Task statement | Give back every entry exactly as it is written, but not the pictures.

[Opening Data extracts section]

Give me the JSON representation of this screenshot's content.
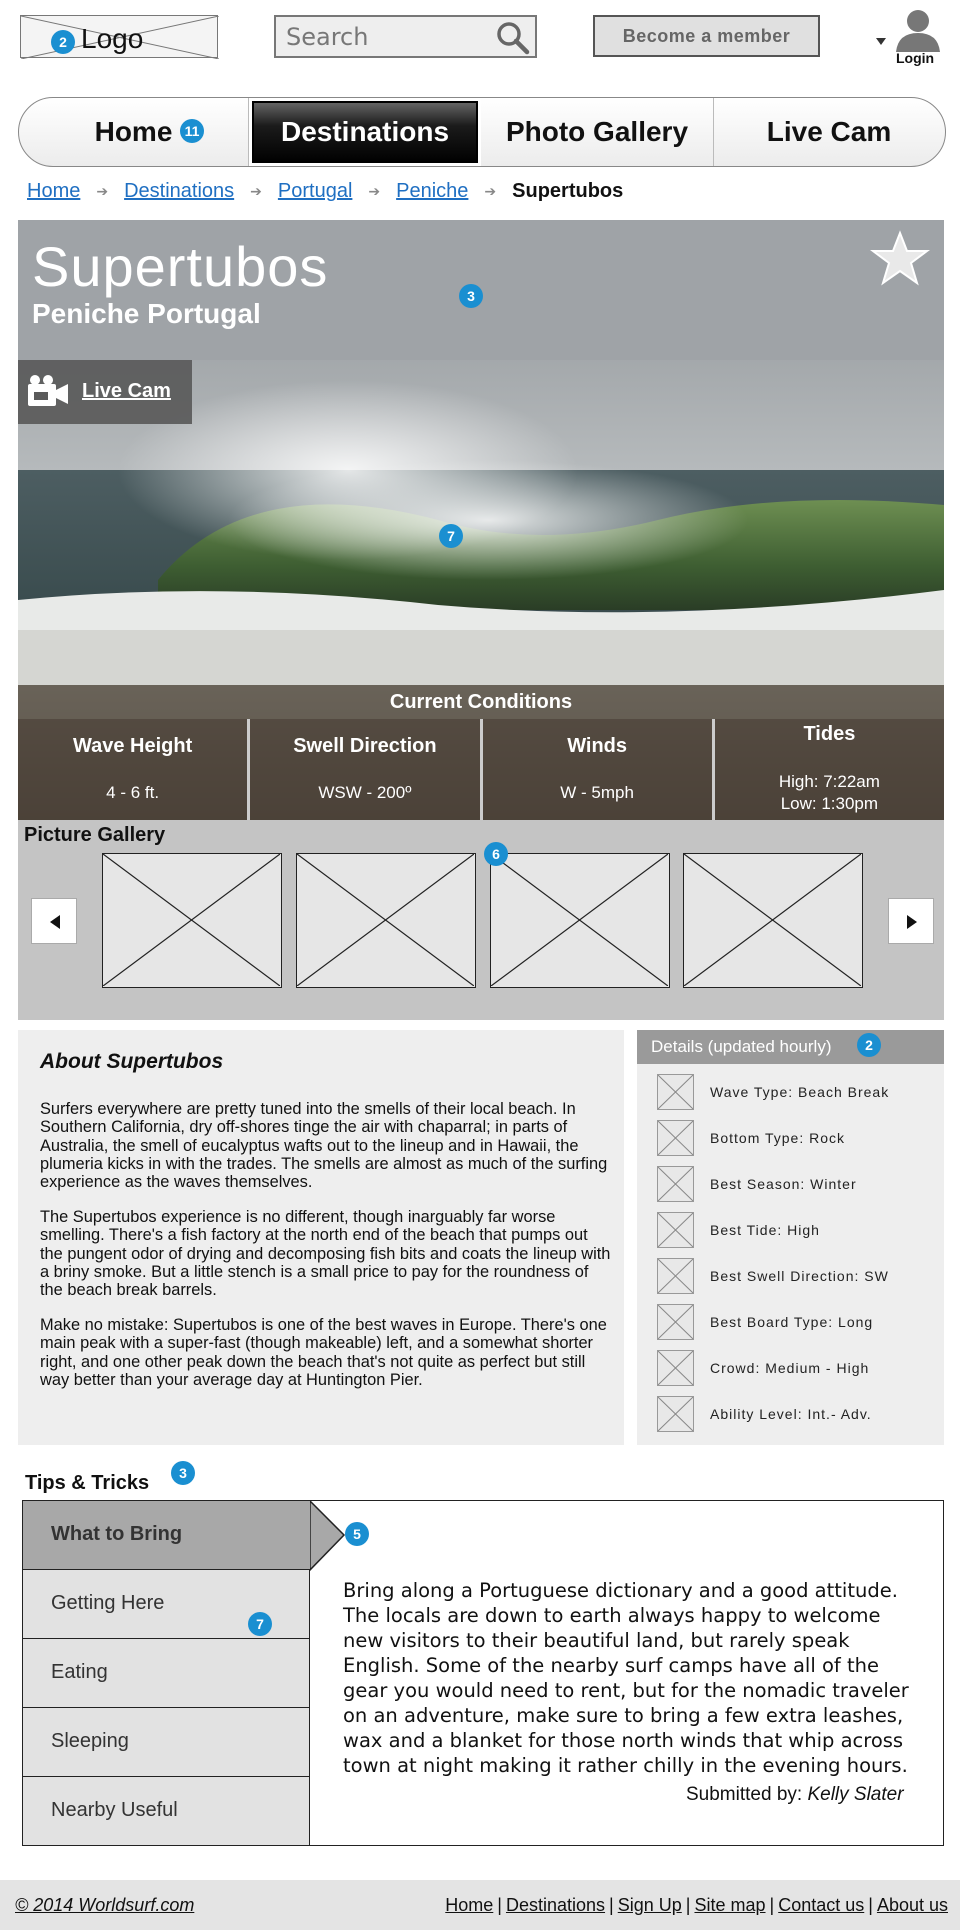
{
  "header": {
    "logo_text": "Logo",
    "search_placeholder": "Search",
    "member_button": "Become a member",
    "login_label": "Login"
  },
  "nav": {
    "tabs": [
      {
        "label": "Home",
        "active": false
      },
      {
        "label": "Destinations",
        "active": true
      },
      {
        "label": "Photo Gallery",
        "active": false
      },
      {
        "label": "Live Cam",
        "active": false
      }
    ]
  },
  "breadcrumb": {
    "items": [
      "Home",
      "Destinations",
      "Portugal",
      "Peniche"
    ],
    "current": "Supertubos"
  },
  "hero": {
    "title": "Supertubos",
    "subtitle": "Peniche Portugal",
    "livecam_label": "Live Cam"
  },
  "conditions": {
    "heading": "Current Conditions",
    "items": [
      {
        "label": "Wave Height",
        "value": "4 - 6 ft."
      },
      {
        "label": "Swell Direction",
        "value": "WSW - 200º"
      },
      {
        "label": "Winds",
        "value": "W - 5mph"
      },
      {
        "label": "Tides",
        "value": "High: 7:22am",
        "value2": "Low: 1:30pm"
      }
    ]
  },
  "gallery": {
    "title": "Picture Gallery"
  },
  "about": {
    "title": "About Supertubos",
    "paragraphs": [
      "Surfers everywhere are pretty tuned into the smells of their local beach. In Southern California, dry off-shores tinge the air with chaparral; in parts of Australia, the smell of eucalyptus wafts out to the lineup and in Hawaii, the plumeria kicks in with the trades. The smells are almost as much of the surfing experience as the waves themselves.",
      "The Supertubos experience is no different, though inarguably far worse smelling. There's a fish factory at the north end of the beach that pumps out the pungent odor of drying and decomposing fish bits and coats the lineup with a briny smoke. But a little stench is a small price to pay for the roundness of the beach break barrels.",
      "Make no mistake: Supertubos is one of the best waves in Europe. There's one main peak with a super-fast (though makeable) left, and a somewhat shorter right, and one other peak down the beach that's not quite as perfect but still way better than your average day at Huntington Pier."
    ]
  },
  "details": {
    "heading": "Details (updated hourly)",
    "items": [
      "Wave Type: Beach Break",
      "Bottom Type: Rock",
      "Best Season: Winter",
      "Best Tide: High",
      "Best Swell Direction:  SW",
      "Best Board Type: Long",
      "Crowd: Medium - High",
      "Ability Level: Int.- Adv."
    ]
  },
  "tips": {
    "title": "Tips & Tricks",
    "tabs": [
      "What to Bring",
      "Getting Here",
      "Eating",
      "Sleeping",
      "Nearby Useful"
    ],
    "active_tab": "What to Bring",
    "text": "Bring along a Portuguese  dictionary and a good attitude. The locals are down to earth always happy to welcome new visitors to their beautiful land, but rarely speak English. Some of the nearby surf camps have all of the gear you would need to rent, but for the nomadic traveler on an adventure, make sure to  bring a few extra leashes, wax and a blanket for those north winds that whip across town at night making it rather chilly in the evening hours.",
    "submitted_prefix": "Submitted by:",
    "submitted_by": "Kelly Slater"
  },
  "footer": {
    "copyright": "© 2014 Worldsurf.com",
    "links": [
      "Home",
      "Destinations",
      "Sign Up",
      "Site map",
      "Contact us",
      "About us"
    ]
  },
  "annotations": {
    "logo": "2",
    "nav_home": "11",
    "hero_title": "3",
    "hero_image": "7",
    "gallery": "6",
    "details": "2",
    "tips_title": "3",
    "tips_active": "5",
    "tips_tab": "7"
  },
  "colors": {
    "link": "#1f6fc2",
    "badge": "#1a8fd1",
    "panel": "#eeeeee",
    "gallery_bg": "#c4c4c4",
    "details_head": "#9a9a9a"
  },
  "icons": [
    "search-icon",
    "user-icon",
    "star-icon",
    "video-camera-icon",
    "arrow-left-icon",
    "arrow-right-icon",
    "breadcrumb-arrow-icon"
  ]
}
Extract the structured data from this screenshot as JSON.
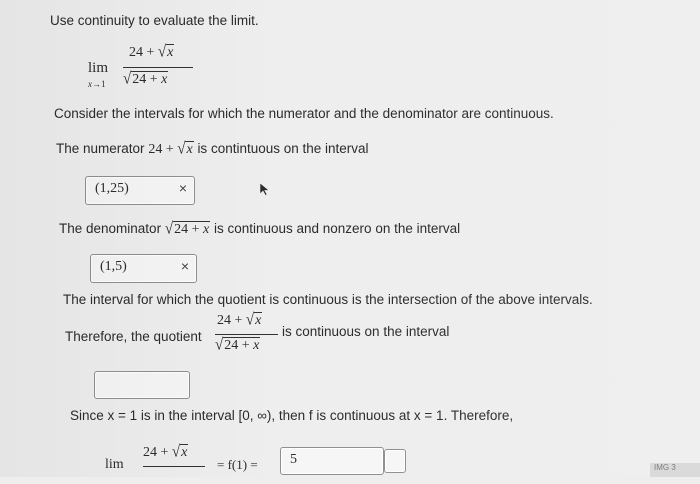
{
  "instruction": "Use continuity to evaluate the limit.",
  "lim_word": "lim",
  "lim_sub": "x→1",
  "expr_num": "24 + √x",
  "expr_den": "√24 + x",
  "step1": "Consider the intervals for which the numerator and the denominator are continuous.",
  "numerator": {
    "text_before": "The numerator",
    "expr": "24 + √x",
    "text_after": "is contintuous on the interval",
    "answer": "(1,25)",
    "status": "incorrect"
  },
  "denominator": {
    "text_before": "The denominator",
    "expr": "√24 + x",
    "text_after": "is continuous and nonzero on the interval",
    "answer": "(1,5)",
    "status": "incorrect"
  },
  "intersection_text": "The interval for which the quotient is continuous is the intersection of the above intervals.",
  "quotient": {
    "text_before": "Therefore, the quotient",
    "text_after": "is continuous on the interval",
    "answer": ""
  },
  "since": {
    "text": "Since x = 1 is in the interval [0, ∞), then f is continuous at x = 1. Therefore,"
  },
  "final": {
    "lim_word": "lim",
    "eq": "= f(1) =",
    "answer": "5"
  },
  "x_mark": "×",
  "corner_text": "IMG 3"
}
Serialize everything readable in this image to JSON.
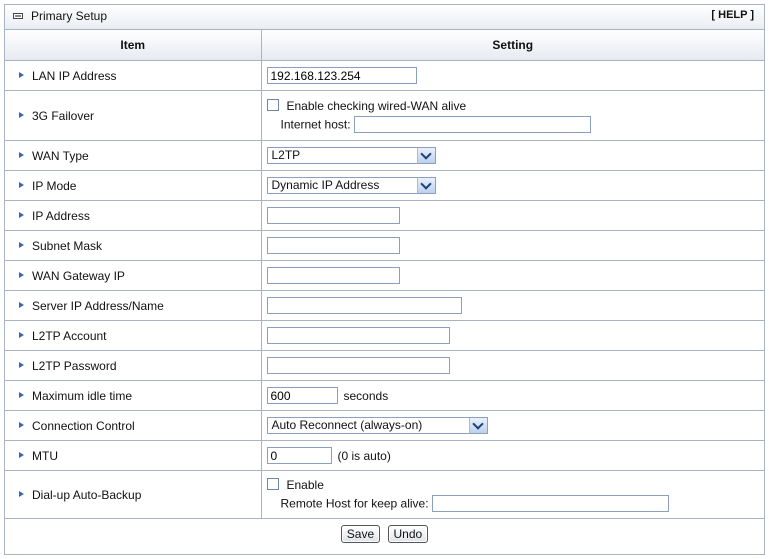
{
  "panel": {
    "title": "Primary Setup",
    "help": "[ HELP ]"
  },
  "table": {
    "col_item": "Item",
    "col_setting": "Setting"
  },
  "rows": {
    "lan_ip": {
      "label": "LAN IP Address",
      "value": "192.168.123.254"
    },
    "failover": {
      "label": "3G Failover",
      "checkbox_label": "Enable checking wired-WAN alive",
      "checked": false,
      "host_label": "Internet host:",
      "host_value": ""
    },
    "wan_type": {
      "label": "WAN Type",
      "selected": "L2TP"
    },
    "ip_mode": {
      "label": "IP Mode",
      "selected": "Dynamic IP Address"
    },
    "ip_address": {
      "label": "IP Address",
      "value": ""
    },
    "subnet_mask": {
      "label": "Subnet Mask",
      "value": ""
    },
    "gateway": {
      "label": "WAN Gateway IP",
      "value": ""
    },
    "server": {
      "label": "Server IP Address/Name",
      "value": ""
    },
    "account": {
      "label": "L2TP Account",
      "value": ""
    },
    "password": {
      "label": "L2TP Password",
      "value": ""
    },
    "idle": {
      "label": "Maximum idle time",
      "value": "600",
      "unit": "seconds"
    },
    "conn_control": {
      "label": "Connection Control",
      "selected": "Auto Reconnect (always-on)"
    },
    "mtu": {
      "label": "MTU",
      "value": "0",
      "note": "(0 is auto)"
    },
    "backup": {
      "label": "Dial-up Auto-Backup",
      "checkbox_label": "Enable",
      "checked": false,
      "remote_label": "Remote Host for keep alive:",
      "remote_value": ""
    }
  },
  "buttons": {
    "save": "Save",
    "undo": "Undo"
  },
  "colors": {
    "border": "#a9b4c3",
    "arrow": "#3a67a8",
    "select_button": "#bcd0ec"
  }
}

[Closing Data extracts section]

Solution below |
Give me the JSON representation of this screenshot's content.
{
  "header": {
    "logo_text": "Logo",
    "search_placeholder": "Search",
    "member_button": "Become a member",
    "login_label": "Login"
  },
  "nav": {
    "tabs": [
      {
        "label": "Home",
        "active": false
      },
      {
        "label": "Destinations",
        "active": true
      },
      {
        "label": "Photo Gallery",
        "active": false
      },
      {
        "label": "Live Cam",
        "active": false
      }
    ]
  },
  "breadcrumb": {
    "items": [
      "Home",
      "Destinations",
      "Portugal",
      "Peniche"
    ],
    "current": "Supertubos"
  },
  "hero": {
    "title": "Supertubos",
    "subtitle": "Peniche Portugal",
    "livecam_label": "Live Cam"
  },
  "conditions": {
    "heading": "Current Conditions",
    "items": [
      {
        "label": "Wave Height",
        "value": "4 - 6 ft."
      },
      {
        "label": "Swell Direction",
        "value": "WSW - 200º"
      },
      {
        "label": "Winds",
        "value": "W - 5mph"
      },
      {
        "label": "Tides",
        "value": "High: 7:22am",
        "value2": "Low: 1:30pm"
      }
    ]
  },
  "gallery": {
    "title": "Picture Gallery"
  },
  "about": {
    "title": "About Supertubos",
    "paragraphs": [
      "Surfers everywhere are pretty tuned into the smells of their local beach. In Southern California, dry off-shores tinge the air with chaparral; in parts of Australia, the smell of eucalyptus wafts out to the lineup and in Hawaii, the plumeria kicks in with the trades. The smells are almost as much of the surfing experience as the waves themselves.",
      "The Supertubos experience is no different, though inarguably far worse smelling. There's a fish factory at the north end of the beach that pumps out the pungent odor of drying and decomposing fish bits and coats the lineup with a briny smoke. But a little stench is a small price to pay for the roundness of the beach break barrels.",
      "Make no mistake: Supertubos is one of the best waves in Europe. There's one main peak with a super-fast (though makeable) left, and a somewhat shorter right, and one other peak down the beach that's not quite as perfect but still way better than your average day at Huntington Pier."
    ]
  },
  "details": {
    "heading": "Details (updated hourly)",
    "items": [
      "Wave Type: Beach Break",
      "Bottom Type: Rock",
      "Best Season: Winter",
      "Best Tide: High",
      "Best Swell Direction:  SW",
      "Best Board Type: Long",
      "Crowd: Medium - High",
      "Ability Level: Int.- Adv."
    ]
  },
  "tips": {
    "title": "Tips & Tricks",
    "tabs": [
      "What to Bring",
      "Getting Here",
      "Eating",
      "Sleeping",
      "Nearby Useful"
    ],
    "active_tab": "What to Bring",
    "text": "Bring along a Portuguese  dictionary and a good attitude. The locals are down to earth always happy to welcome new visitors to their beautiful land, but rarely speak English. Some of the nearby surf camps have all of the gear you would need to rent, but for the nomadic traveler on an adventure, make sure to  bring a few extra leashes, wax and a blanket for those north winds that whip across town at night making it rather chilly in the evening hours.",
    "submitted_prefix": "Submitted by:",
    "submitted_by": "Kelly Slater"
  },
  "footer": {
    "copyright": "© 2014 Worldsurf.com",
    "links": [
      "Home",
      "Destinations",
      "Sign Up",
      "Site map",
      "Contact us",
      "About us"
    ]
  },
  "annotations": {
    "logo": "2",
    "nav_home": "11",
    "hero_title": "3",
    "hero_image": "7",
    "gallery": "6",
    "details": "2",
    "tips_title": "3",
    "tips_active": "5",
    "tips_tab": "7"
  },
  "colors": {
    "link": "#1f6fc2",
    "badge": "#1a8fd1",
    "panel": "#eeeeee",
    "gallery_bg": "#c4c4c4",
    "details_head": "#9a9a9a"
  },
  "icons": [
    "search-icon",
    "user-icon",
    "star-icon",
    "video-camera-icon",
    "arrow-left-icon",
    "arrow-right-icon",
    "breadcrumb-arrow-icon"
  ]
}
Extract the structured data from this screenshot as JSON.
{
  "instruction": "Use continuity to evaluate the limit.",
  "lim_word": "lim",
  "lim_sub": "x→1",
  "expr_num": "24 + √x",
  "expr_den": "√24 + x",
  "step1": "Consider the intervals for which the numerator and the denominator are continuous.",
  "numerator": {
    "text_before": "The numerator",
    "expr": "24 + √x",
    "text_after": "is contintuous on the interval",
    "answer": "(1,25)",
    "status": "incorrect"
  },
  "denominator": {
    "text_before": "The denominator",
    "expr": "√24 + x",
    "text_after": "is continuous and nonzero on the interval",
    "answer": "(1,5)",
    "status": "incorrect"
  },
  "intersection_text": "The interval for which the quotient is continuous is the intersection of the above intervals.",
  "quotient": {
    "text_before": "Therefore, the quotient",
    "text_after": "is continuous on the interval",
    "answer": ""
  },
  "since": {
    "text": "Since x = 1 is in the interval [0, ∞), then f is continuous at x = 1. Therefore,"
  },
  "final": {
    "lim_word": "lim",
    "eq": "= f(1) =",
    "answer": "5"
  },
  "x_mark": "×",
  "corner_text": "IMG 3"
}
Serialize everything readable in this image to JSON.
{
  "panel": {
    "title": "Primary Setup",
    "help": "[ HELP ]"
  },
  "table": {
    "col_item": "Item",
    "col_setting": "Setting"
  },
  "rows": {
    "lan_ip": {
      "label": "LAN IP Address",
      "value": "192.168.123.254"
    },
    "failover": {
      "label": "3G Failover",
      "checkbox_label": "Enable checking wired-WAN alive",
      "checked": false,
      "host_label": "Internet host:",
      "host_value": ""
    },
    "wan_type": {
      "label": "WAN Type",
      "selected": "L2TP"
    },
    "ip_mode": {
      "label": "IP Mode",
      "selected": "Dynamic IP Address"
    },
    "ip_address": {
      "label": "IP Address",
      "value": ""
    },
    "subnet_mask": {
      "label": "Subnet Mask",
      "value": ""
    },
    "gateway": {
      "label": "WAN Gateway IP",
      "value": ""
    },
    "server": {
      "label": "Server IP Address/Name",
      "value": ""
    },
    "account": {
      "label": "L2TP Account",
      "value": ""
    },
    "password": {
      "label": "L2TP Password",
      "value": ""
    },
    "idle": {
      "label": "Maximum idle time",
      "value": "600",
      "unit": "seconds"
    },
    "conn_control": {
      "label": "Connection Control",
      "selected": "Auto Reconnect (always-on)"
    },
    "mtu": {
      "label": "MTU",
      "value": "0",
      "note": "(0 is auto)"
    },
    "backup": {
      "label": "Dial-up Auto-Backup",
      "checkbox_label": "Enable",
      "checked": false,
      "remote_label": "Remote Host for keep alive:",
      "remote_value": ""
    }
  },
  "buttons": {
    "save": "Save",
    "undo": "Undo"
  },
  "colors": {
    "border": "#a9b4c3",
    "arrow": "#3a67a8",
    "select_button": "#bcd0ec"
  }
}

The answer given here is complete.